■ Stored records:
++++++++++++++++++++

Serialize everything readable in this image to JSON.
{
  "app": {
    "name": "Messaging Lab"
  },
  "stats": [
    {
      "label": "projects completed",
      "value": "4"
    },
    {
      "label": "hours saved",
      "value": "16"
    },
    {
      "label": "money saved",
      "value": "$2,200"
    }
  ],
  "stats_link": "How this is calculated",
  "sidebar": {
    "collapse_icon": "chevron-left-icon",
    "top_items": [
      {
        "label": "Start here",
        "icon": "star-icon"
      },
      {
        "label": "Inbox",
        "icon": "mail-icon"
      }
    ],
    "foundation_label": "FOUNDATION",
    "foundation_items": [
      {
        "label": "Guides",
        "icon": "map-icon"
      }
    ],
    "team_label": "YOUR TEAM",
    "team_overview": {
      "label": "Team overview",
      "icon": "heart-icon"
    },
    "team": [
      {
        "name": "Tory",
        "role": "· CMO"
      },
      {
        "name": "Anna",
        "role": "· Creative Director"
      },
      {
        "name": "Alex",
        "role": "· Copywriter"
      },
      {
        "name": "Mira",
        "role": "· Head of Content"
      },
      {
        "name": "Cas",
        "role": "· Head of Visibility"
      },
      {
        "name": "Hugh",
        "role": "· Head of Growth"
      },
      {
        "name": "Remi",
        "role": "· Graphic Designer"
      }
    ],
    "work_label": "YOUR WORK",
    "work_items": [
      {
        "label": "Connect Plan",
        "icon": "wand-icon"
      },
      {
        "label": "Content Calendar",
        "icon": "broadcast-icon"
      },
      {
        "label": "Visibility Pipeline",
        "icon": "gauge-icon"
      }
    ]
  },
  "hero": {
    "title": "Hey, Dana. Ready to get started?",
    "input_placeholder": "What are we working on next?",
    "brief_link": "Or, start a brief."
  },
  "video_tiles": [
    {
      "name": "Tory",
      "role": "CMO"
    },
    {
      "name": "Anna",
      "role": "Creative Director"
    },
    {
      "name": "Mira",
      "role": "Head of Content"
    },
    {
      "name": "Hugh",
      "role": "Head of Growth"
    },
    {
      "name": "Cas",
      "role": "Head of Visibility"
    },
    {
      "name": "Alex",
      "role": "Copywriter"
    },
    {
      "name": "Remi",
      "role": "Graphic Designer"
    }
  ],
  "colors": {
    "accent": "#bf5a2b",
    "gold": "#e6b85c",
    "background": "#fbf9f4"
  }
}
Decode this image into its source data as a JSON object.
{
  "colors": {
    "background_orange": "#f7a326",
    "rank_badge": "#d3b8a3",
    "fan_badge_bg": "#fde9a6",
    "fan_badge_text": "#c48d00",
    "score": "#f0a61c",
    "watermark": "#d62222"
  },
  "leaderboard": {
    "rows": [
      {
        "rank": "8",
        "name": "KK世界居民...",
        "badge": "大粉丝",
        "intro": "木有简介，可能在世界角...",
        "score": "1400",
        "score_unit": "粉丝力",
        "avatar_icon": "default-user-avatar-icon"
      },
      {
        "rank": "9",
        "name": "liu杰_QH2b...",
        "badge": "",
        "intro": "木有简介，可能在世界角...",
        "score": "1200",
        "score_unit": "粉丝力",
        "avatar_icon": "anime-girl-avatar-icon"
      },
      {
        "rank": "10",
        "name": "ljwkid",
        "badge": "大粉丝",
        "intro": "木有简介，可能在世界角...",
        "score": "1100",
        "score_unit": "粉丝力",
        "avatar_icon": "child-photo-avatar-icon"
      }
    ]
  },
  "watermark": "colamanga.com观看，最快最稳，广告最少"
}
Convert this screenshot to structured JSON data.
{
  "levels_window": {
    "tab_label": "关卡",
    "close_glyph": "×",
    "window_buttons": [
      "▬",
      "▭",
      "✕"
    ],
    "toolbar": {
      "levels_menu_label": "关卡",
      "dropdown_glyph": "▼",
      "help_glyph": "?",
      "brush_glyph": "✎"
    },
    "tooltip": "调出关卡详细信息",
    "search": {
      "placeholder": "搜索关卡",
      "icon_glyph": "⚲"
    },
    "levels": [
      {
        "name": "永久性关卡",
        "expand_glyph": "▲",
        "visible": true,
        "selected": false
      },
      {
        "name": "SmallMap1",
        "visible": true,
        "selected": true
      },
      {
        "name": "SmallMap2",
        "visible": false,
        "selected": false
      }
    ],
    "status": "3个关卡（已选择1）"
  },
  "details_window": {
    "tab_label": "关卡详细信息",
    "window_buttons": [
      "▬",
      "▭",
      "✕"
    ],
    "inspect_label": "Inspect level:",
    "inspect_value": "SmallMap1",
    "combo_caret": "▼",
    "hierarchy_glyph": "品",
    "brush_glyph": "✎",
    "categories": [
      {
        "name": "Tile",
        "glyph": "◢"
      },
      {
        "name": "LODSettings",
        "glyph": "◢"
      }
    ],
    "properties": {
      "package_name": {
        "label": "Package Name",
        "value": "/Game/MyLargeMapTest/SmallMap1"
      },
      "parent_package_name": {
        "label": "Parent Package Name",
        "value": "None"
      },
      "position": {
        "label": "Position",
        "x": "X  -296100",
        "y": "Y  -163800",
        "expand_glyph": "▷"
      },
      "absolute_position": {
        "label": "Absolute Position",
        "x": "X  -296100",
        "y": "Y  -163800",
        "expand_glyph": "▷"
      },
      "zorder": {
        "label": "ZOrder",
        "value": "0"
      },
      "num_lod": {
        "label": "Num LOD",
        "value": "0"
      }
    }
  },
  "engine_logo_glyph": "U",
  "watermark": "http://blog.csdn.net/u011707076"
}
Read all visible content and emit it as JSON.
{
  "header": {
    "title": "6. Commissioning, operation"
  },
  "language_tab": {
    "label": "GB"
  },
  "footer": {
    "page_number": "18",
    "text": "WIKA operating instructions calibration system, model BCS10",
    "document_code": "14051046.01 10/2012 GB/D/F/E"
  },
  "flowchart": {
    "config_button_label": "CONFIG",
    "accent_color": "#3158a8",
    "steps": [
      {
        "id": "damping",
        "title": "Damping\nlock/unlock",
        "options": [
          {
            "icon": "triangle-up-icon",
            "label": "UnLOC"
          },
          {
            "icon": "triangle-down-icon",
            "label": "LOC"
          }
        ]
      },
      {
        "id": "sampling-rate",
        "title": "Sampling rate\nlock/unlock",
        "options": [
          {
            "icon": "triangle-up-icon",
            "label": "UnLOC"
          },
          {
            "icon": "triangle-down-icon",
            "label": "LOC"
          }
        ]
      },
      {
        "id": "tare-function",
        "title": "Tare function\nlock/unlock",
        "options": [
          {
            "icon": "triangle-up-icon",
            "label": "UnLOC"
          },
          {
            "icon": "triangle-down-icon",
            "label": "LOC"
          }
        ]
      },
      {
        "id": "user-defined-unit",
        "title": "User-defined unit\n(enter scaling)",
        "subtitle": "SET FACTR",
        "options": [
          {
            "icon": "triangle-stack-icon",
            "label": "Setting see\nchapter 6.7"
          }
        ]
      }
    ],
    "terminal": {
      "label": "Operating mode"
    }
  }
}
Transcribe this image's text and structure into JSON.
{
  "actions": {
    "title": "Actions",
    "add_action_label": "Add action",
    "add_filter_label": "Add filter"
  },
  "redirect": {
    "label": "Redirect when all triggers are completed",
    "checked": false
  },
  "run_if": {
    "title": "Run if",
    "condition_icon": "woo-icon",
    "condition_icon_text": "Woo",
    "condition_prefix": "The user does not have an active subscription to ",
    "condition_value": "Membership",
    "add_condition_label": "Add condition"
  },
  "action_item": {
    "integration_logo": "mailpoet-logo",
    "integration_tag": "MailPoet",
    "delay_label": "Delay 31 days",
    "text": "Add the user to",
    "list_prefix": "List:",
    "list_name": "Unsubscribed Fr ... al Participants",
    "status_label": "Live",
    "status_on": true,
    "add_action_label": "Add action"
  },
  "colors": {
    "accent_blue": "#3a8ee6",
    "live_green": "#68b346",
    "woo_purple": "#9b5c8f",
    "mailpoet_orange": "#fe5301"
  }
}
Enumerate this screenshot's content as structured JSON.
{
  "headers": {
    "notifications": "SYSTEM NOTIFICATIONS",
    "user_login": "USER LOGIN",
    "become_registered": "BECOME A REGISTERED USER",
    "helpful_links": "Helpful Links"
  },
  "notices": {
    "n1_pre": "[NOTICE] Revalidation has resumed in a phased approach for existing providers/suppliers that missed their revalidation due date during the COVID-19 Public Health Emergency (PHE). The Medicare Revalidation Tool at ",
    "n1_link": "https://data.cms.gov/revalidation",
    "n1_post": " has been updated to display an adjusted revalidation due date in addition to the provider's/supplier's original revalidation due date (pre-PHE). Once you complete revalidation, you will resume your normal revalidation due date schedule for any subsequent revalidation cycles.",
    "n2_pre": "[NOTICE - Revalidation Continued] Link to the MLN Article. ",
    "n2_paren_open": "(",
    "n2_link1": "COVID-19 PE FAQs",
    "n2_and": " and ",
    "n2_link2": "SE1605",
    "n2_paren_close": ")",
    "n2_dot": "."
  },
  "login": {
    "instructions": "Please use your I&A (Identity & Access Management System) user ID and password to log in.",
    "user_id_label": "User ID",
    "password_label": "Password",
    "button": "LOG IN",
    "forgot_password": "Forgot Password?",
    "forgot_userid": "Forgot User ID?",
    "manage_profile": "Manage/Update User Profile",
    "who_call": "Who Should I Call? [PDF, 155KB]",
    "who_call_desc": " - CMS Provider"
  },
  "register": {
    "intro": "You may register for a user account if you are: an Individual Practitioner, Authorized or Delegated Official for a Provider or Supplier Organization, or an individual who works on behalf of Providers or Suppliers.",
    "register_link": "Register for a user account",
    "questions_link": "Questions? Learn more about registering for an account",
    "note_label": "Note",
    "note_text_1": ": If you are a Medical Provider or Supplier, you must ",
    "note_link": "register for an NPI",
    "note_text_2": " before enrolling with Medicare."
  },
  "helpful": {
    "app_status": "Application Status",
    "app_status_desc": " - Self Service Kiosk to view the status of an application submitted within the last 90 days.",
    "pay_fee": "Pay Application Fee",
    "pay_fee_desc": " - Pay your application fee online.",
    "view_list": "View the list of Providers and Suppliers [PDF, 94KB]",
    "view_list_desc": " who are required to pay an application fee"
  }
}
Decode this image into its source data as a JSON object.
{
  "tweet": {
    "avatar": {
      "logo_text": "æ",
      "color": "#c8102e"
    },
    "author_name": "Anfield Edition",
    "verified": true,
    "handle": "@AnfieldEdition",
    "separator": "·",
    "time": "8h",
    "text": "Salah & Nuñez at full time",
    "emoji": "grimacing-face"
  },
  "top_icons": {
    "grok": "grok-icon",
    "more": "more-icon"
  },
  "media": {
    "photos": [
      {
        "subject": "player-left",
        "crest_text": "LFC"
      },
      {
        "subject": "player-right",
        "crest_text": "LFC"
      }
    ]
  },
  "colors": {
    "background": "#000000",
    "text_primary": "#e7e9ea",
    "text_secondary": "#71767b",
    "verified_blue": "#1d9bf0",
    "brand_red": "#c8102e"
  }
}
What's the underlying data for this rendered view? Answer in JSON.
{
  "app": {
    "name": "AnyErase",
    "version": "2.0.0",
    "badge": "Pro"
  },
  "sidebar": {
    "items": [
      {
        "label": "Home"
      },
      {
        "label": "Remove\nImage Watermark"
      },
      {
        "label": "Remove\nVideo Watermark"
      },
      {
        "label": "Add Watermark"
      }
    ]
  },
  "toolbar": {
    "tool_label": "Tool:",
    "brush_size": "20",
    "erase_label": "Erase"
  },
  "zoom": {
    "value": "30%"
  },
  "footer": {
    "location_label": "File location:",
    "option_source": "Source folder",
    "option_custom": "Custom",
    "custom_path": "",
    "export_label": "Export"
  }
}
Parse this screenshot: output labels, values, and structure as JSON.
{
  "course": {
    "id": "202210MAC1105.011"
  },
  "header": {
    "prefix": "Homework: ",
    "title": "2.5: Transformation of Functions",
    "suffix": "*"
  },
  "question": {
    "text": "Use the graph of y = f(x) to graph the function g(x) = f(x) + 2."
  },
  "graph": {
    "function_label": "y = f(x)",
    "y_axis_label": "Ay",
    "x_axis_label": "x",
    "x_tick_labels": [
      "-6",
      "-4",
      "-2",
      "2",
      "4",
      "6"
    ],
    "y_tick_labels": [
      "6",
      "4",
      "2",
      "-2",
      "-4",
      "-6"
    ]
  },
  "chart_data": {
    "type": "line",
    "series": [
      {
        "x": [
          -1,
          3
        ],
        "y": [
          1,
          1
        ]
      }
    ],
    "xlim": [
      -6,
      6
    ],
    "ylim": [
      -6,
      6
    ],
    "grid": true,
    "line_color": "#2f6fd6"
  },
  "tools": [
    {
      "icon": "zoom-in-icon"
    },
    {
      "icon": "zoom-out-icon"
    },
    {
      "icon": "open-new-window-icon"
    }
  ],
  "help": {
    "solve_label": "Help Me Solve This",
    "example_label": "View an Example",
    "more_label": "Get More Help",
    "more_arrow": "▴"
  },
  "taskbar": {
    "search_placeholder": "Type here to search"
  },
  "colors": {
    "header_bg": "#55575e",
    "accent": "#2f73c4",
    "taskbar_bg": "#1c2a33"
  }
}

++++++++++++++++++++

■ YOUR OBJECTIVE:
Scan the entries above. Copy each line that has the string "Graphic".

■ EXPECTED ANSWER:
        "role": "· Graphic Designer"
      "role": "Graphic Designer"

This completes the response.